Interconnection Jurisdiction

When considering a federal agency’s jurisdiction, we tend to think that jurisdiction is a legal issue, not a policy issue. Certainly, a federal agency can expand or narrow its jurisdiction through a new interpretation of a Congressional mandate, but FERC of late has taken actions that indicate that it views jurisdiction, as a matter of policy untethered to FPA. As already discussed in a blog article on Order No. 2222-A, FERC waved away thirty years of legal precedent on interconnection jurisdiction over distributed QFs selling power at wholesale, to third parties providing no legal basis for its decision to decline interconnection jurisdiction as to distributed QFs selling wholesale power to DER aggregators.
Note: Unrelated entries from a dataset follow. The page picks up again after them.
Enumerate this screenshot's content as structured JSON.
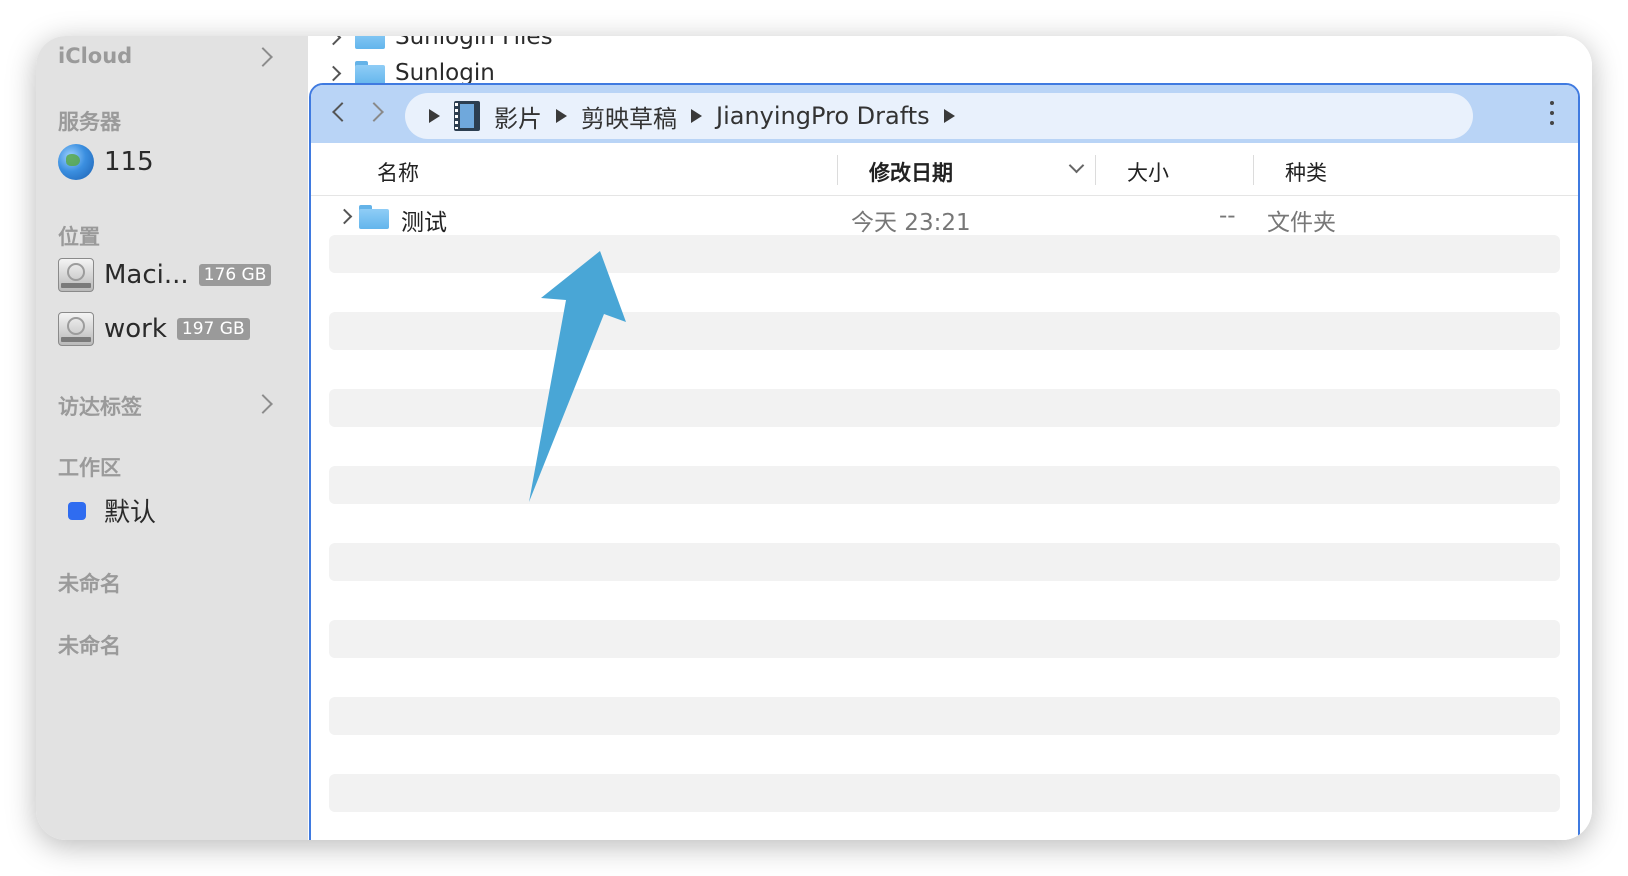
{
  "sidebar": {
    "icloud_label": "iCloud",
    "server_section": "服务器",
    "server_items": [
      {
        "label": "115",
        "icon": "globe-icon"
      }
    ],
    "location_section": "位置",
    "location_items": [
      {
        "label": "Maci...",
        "badge": "176 GB",
        "icon": "disk-icon"
      },
      {
        "label": "work",
        "badge": "197 GB",
        "icon": "disk-icon"
      }
    ],
    "tags_section": "访达标签",
    "workspace_section": "工作区",
    "workspace_items": [
      {
        "label": "默认",
        "color": "#2f6cf0"
      }
    ],
    "unnamed_1": "未命名",
    "unnamed_2": "未命名"
  },
  "top_stub": {
    "rows": [
      "Sunlogin Files",
      "Sunlogin"
    ]
  },
  "pathbar": {
    "crumbs": [
      "影片",
      "剪映草稿",
      "JianyingPro Drafts"
    ]
  },
  "columns": {
    "name": "名称",
    "modified": "修改日期",
    "size": "大小",
    "kind": "种类"
  },
  "files": [
    {
      "name": "测试",
      "modified": "今天 23:21",
      "size": "--",
      "kind": "文件夹"
    }
  ],
  "colors": {
    "selection_border": "#3f7ae0",
    "pathbar_bg": "#b9d4f6",
    "annotation_arrow": "#49a6d6"
  }
}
FERC indicated that “state and local authorities, which have traditionally regulated distributed energy resource interconnections, have the requisite experience, interest, and capacity to oversee these distribution-level interconnections.” This decision was all the more profound because an aggregation of one was permitted.

In Order No. 2222, FERC already had decided to “decline” jurisdiction over second-use DER interconnections, without any discussion of its legal authority to decline jurisdiction given to it by Congress, particularly while reserving its right to reassert jurisdiction. Remarkably, FERC even stated that jurisdiction was matter of policy, not law, noting that “the Commission may revisit this policy decision in the future.” In the same decision, FERC implicitly declined to assert jurisdiction over sales of wholesale power in interstate commerce by DERs to aggregators, once again refusing to provide the basis for its authority to decline jurisdiction or, at the very least, deregulate such sales.
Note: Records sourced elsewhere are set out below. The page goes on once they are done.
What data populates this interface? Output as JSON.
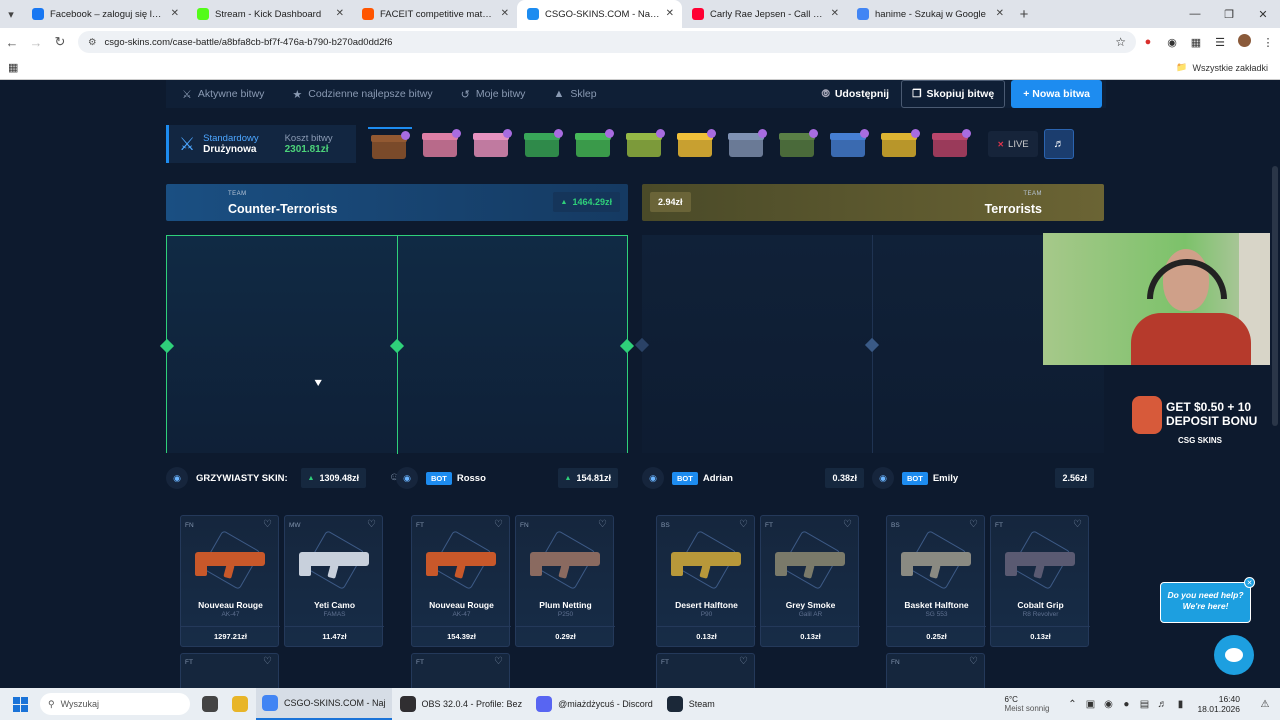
{
  "browser": {
    "tabs": [
      {
        "label": "Facebook – zaloguj się lub zarejestruj",
        "color": "#1877f2"
      },
      {
        "label": "Stream - Kick Dashboard",
        "color": "#53fc18"
      },
      {
        "label": "FACEIT competitive match - FACEIT",
        "color": "#ff5500"
      },
      {
        "label": "CSGO-SKINS.COM - Najlepsze",
        "color": "#1d8cf0",
        "active": true
      },
      {
        "label": "Carly Rae Jepsen - Call Me Maybe",
        "color": "#ff0033"
      },
      {
        "label": "hanime - Szukaj w Google",
        "color": "#4285f4"
      }
    ],
    "url": "csgo-skins.com/case-battle/a8bfa8cb-bf7f-476a-b790-b270ad0dd2f6",
    "bookmarks_label": "Wszystkie zakładki"
  },
  "site": {
    "nav": {
      "active_battles": "Aktywne bitwy",
      "daily_best": "Codzienne najlepsze bitwy",
      "my_battles": "Moje bitwy",
      "shop": "Sklep",
      "share": "Udostępnij",
      "copy": "Skopiuj bitwę",
      "new": "+ Nowa bitwa"
    },
    "battle": {
      "mode_label": "Standardowy",
      "mode_value": "Drużynowa",
      "cost_label": "Koszt bitwy",
      "cost_value": "2301.81zł",
      "live": "LIVE",
      "cases": [
        "#7a4a2a",
        "#b86a8a",
        "#c07aa0",
        "#2f8a4a",
        "#3a9a4a",
        "#7c9a3a",
        "#c8a030",
        "#6a7a96",
        "#4a6a3a",
        "#3a6ab0",
        "#b8962a",
        "#9a3a5a"
      ]
    },
    "teams": {
      "ct": {
        "sub": "TEAM",
        "name": "Counter-Terrorists",
        "value": "1464.29zł"
      },
      "t": {
        "sub": "TEAM",
        "name": "Terrorists",
        "value": "2.94zł"
      }
    },
    "players": [
      {
        "name": "GRZYWIASTY SKIN:",
        "value": "1309.48zł",
        "up": true
      },
      {
        "badge": "BOT",
        "name": "Rosso",
        "value": "154.81zł",
        "up": true
      },
      {
        "badge": "BOT",
        "name": "Adrian",
        "value": "0.38zł",
        "up": false
      },
      {
        "badge": "BOT",
        "name": "Emily",
        "value": "2.56zł",
        "up": false
      }
    ],
    "items": [
      {
        "cond": "FN",
        "name": "Nouveau Rouge",
        "weapon": "AK-47",
        "price": "1297.21zł",
        "color": "#c8582a"
      },
      {
        "cond": "MW",
        "name": "Yeti Camo",
        "weapon": "FAMAS",
        "price": "11.47zł",
        "color": "#c8d0dc"
      },
      {
        "cond": "FT",
        "name": "Nouveau Rouge",
        "weapon": "AK-47",
        "price": "154.39zł",
        "color": "#c8582a"
      },
      {
        "cond": "FN",
        "name": "Plum Netting",
        "weapon": "P250",
        "price": "0.29zł",
        "color": "#8a6a60"
      },
      {
        "cond": "BS",
        "name": "Desert Halftone",
        "weapon": "P90",
        "price": "0.13zł",
        "color": "#b8983a"
      },
      {
        "cond": "FT",
        "name": "Grey Smoke",
        "weapon": "Galil AR",
        "price": "0.13zł",
        "color": "#7a7a6a"
      },
      {
        "cond": "BS",
        "name": "Basket Halftone",
        "weapon": "SG 553",
        "price": "0.25zł",
        "color": "#8a8a82"
      },
      {
        "cond": "FT",
        "name": "Cobalt Grip",
        "weapon": "R8 Revolver",
        "price": "0.13zł",
        "color": "#5a5a72"
      }
    ],
    "second_row_conds": [
      "FT",
      "FT",
      "FT",
      "FN"
    ],
    "promo": {
      "line1": "GET $0.50 + 10",
      "line2": "DEPOSIT BONU",
      "logo": "CSG SKINS"
    },
    "help": {
      "line1": "Do you need help?",
      "line2": "We're here!"
    }
  },
  "taskbar": {
    "search": "Wyszukaj",
    "apps": [
      {
        "label": "CSGO-SKINS.COM - Naj",
        "color": "#4285f4",
        "active": true
      },
      {
        "label": "OBS 32.0.4 - Profile: Bez",
        "color": "#302e31"
      },
      {
        "label": "@miażdżycuś - Discord",
        "color": "#5865f2"
      },
      {
        "label": "Steam",
        "color": "#1b2838"
      }
    ],
    "weather_temp": "6°C",
    "weather_desc": "Meist sonnig",
    "time": "16:40",
    "date": "18.01.2026"
  }
}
The August 26, 2022 ISO New England Inc. order, however, is perhaps even more stunning in its approach to jurisdiction. FERC ruled there that an RTO and its transmission owners could determine the bounds of FERC jurisdiction under the “independent entity variation” standard.
Continue Reading FERC Jurisdiction – A Matter of Policy?

One would think the issue of jurisdiction over interconnections to distribution facilities of resources selling wholesale power could not get more complex. Order No. 2222 proves that it could. Specifically, QF interconnections to distribution, an area where jurisdiction previously had been relatively clear, has been muddled a bit. For decades, FERC has claimed that it has jurisdiction over the interconnection of QFs connected to the distribution systems of FERC-jurisdictional utilities unless the QF was only selling (or could only sell) to the utility to which it was connected and the sales were under PURPA. Order No. 2222 perhaps continues this policy. Perhaps not. FERC stated: “This final rule also does not revise the Commission’s jurisdictional approach to the interconnections of QFs that participate in distributed energy resource aggregations.[fn]  [fn]See Order No. 2003, 104 FERC ¶ 61,103 at PP 813-815; Order No. 2006, 111 FERC ¶ 61,220 at PP 516-518; Order No. 845, 163 FERC ¶ 61,043.” The problem with the sentence is there is not really an “approach” for QFs “that participate in distributed energy resource aggregations.” The citations are instead to an approach that applies to QFs participating directly in wholesale markets. That said, the case for FERC jurisdiction appears more compelling than the case against FERC jurisdiction, absent further clarification.
Continue Reading Order No. 2222 – FERC Sows Some Confusion as to Interconnection Jurisdiction for QFs that Are Exclusively DER Aggregation Participants